--- Input records Enclosed Below ---

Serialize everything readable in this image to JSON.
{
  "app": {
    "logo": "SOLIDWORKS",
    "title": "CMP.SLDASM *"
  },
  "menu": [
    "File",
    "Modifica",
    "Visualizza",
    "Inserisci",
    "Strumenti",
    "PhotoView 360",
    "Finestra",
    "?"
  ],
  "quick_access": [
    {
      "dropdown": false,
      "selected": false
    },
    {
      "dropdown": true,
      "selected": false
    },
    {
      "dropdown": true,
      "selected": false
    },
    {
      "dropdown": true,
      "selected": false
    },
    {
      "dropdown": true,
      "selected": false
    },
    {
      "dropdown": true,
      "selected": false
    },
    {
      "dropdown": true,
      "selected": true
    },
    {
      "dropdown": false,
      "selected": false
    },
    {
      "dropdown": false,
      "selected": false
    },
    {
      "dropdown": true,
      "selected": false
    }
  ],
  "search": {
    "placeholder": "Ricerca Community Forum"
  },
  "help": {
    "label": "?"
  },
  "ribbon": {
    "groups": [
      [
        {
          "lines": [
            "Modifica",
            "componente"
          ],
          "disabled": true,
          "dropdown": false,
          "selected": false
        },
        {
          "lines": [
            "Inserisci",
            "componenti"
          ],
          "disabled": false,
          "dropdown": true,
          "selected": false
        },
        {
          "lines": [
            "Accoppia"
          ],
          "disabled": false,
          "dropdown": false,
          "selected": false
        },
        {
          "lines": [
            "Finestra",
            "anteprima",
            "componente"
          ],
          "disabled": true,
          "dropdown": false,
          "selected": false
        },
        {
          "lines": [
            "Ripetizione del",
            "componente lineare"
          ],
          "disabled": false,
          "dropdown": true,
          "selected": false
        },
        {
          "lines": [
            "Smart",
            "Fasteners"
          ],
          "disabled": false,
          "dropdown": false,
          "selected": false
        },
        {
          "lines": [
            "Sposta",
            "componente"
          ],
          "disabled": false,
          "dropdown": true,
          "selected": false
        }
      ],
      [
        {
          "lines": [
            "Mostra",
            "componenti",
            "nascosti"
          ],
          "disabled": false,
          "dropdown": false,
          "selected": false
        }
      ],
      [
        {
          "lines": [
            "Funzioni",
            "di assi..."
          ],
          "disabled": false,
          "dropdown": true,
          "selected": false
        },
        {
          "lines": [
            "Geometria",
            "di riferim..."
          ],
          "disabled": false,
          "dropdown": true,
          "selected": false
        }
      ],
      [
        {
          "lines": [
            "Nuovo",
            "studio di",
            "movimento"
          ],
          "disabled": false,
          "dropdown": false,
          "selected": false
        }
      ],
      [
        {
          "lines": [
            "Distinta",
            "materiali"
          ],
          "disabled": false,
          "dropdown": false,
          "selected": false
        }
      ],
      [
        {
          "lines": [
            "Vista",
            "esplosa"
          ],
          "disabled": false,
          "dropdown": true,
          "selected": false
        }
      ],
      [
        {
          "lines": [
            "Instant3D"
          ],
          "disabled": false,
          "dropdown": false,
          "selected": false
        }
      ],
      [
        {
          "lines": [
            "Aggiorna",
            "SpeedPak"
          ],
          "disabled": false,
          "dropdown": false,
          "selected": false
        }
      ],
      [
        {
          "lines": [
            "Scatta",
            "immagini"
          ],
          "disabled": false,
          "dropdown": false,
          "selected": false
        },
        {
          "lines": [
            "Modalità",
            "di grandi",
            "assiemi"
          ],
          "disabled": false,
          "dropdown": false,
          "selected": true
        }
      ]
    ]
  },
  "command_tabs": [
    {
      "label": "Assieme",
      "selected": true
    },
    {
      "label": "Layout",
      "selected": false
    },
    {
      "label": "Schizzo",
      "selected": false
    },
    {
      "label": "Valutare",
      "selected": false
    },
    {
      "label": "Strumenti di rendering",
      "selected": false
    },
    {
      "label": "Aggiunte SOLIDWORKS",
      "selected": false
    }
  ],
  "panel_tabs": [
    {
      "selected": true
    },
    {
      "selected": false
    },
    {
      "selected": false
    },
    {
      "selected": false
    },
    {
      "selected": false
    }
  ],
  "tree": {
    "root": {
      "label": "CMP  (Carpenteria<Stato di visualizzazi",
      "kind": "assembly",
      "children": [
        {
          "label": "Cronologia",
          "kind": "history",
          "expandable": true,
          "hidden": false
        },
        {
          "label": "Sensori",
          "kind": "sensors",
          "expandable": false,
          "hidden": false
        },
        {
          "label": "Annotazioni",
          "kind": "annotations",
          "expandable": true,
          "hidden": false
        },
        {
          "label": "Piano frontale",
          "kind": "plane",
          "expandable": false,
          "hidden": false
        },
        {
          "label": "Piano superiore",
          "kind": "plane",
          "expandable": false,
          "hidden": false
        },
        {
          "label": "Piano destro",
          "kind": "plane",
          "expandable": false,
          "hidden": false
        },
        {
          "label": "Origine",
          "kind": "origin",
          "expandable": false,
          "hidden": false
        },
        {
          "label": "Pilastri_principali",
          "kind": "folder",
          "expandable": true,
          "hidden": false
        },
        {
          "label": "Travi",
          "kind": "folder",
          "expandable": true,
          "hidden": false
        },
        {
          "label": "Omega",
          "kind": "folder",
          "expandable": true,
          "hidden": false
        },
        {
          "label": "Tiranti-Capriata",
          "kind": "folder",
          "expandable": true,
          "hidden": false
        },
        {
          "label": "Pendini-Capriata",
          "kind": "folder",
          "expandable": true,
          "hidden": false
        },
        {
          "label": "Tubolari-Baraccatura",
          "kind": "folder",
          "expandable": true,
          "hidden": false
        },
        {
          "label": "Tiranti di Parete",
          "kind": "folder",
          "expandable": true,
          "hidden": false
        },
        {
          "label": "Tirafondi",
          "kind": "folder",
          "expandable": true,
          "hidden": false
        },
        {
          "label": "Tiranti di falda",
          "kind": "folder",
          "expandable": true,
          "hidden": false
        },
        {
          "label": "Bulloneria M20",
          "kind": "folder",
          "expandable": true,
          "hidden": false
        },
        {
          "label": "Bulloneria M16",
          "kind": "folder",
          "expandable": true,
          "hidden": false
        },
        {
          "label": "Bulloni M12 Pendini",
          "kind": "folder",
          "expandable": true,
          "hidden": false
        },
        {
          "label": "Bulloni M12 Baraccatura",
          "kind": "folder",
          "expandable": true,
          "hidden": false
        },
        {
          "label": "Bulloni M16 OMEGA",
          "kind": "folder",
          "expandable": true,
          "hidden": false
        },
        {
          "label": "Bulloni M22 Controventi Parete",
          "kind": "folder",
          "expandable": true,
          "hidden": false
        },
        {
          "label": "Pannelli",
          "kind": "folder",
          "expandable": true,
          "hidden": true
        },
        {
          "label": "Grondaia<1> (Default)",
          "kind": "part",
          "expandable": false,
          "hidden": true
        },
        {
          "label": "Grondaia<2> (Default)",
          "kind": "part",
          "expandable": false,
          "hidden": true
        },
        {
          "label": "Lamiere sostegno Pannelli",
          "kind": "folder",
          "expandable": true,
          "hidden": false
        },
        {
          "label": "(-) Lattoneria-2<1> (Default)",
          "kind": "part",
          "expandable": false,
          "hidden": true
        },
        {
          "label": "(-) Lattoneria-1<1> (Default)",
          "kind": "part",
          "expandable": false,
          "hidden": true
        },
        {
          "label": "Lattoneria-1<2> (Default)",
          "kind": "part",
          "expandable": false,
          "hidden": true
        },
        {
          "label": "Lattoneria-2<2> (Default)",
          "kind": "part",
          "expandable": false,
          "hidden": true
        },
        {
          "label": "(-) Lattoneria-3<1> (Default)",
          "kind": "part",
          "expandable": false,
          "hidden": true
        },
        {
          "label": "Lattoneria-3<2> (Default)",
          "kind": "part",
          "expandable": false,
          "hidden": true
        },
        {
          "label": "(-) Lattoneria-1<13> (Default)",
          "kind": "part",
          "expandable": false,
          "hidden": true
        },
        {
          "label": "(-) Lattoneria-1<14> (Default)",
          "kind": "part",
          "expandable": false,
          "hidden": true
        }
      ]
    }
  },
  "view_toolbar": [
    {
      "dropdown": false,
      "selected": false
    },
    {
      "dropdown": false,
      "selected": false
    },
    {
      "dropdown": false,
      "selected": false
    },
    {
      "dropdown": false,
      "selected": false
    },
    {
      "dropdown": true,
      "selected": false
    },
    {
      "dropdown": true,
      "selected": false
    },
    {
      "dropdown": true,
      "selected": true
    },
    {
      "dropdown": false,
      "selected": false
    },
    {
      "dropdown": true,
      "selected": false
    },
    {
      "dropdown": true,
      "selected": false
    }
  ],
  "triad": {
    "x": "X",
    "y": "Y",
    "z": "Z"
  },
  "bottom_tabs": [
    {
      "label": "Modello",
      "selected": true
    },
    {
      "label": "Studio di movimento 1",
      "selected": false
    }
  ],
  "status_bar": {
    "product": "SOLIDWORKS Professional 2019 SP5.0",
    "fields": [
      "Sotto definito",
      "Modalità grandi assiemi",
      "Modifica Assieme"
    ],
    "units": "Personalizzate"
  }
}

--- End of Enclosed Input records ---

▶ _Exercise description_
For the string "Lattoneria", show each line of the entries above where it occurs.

▶ _Output below_
          "label": "(-) Lattoneria-2<1> (Default)",
          "label": "(-) Lattoneria-1<1> (Default)",
          "label": "Lattoneria-1<2> (Default)",
          "label": "Lattoneria-2<2> (Default)",
          "label": "(-) Lattoneria-3<1> (Default)",
          "label": "Lattoneria-3<2> (Default)",
          "label": "(-) Lattoneria-1<13> (Default)",
          "label": "(-) Lattoneria-1<14> (Default)",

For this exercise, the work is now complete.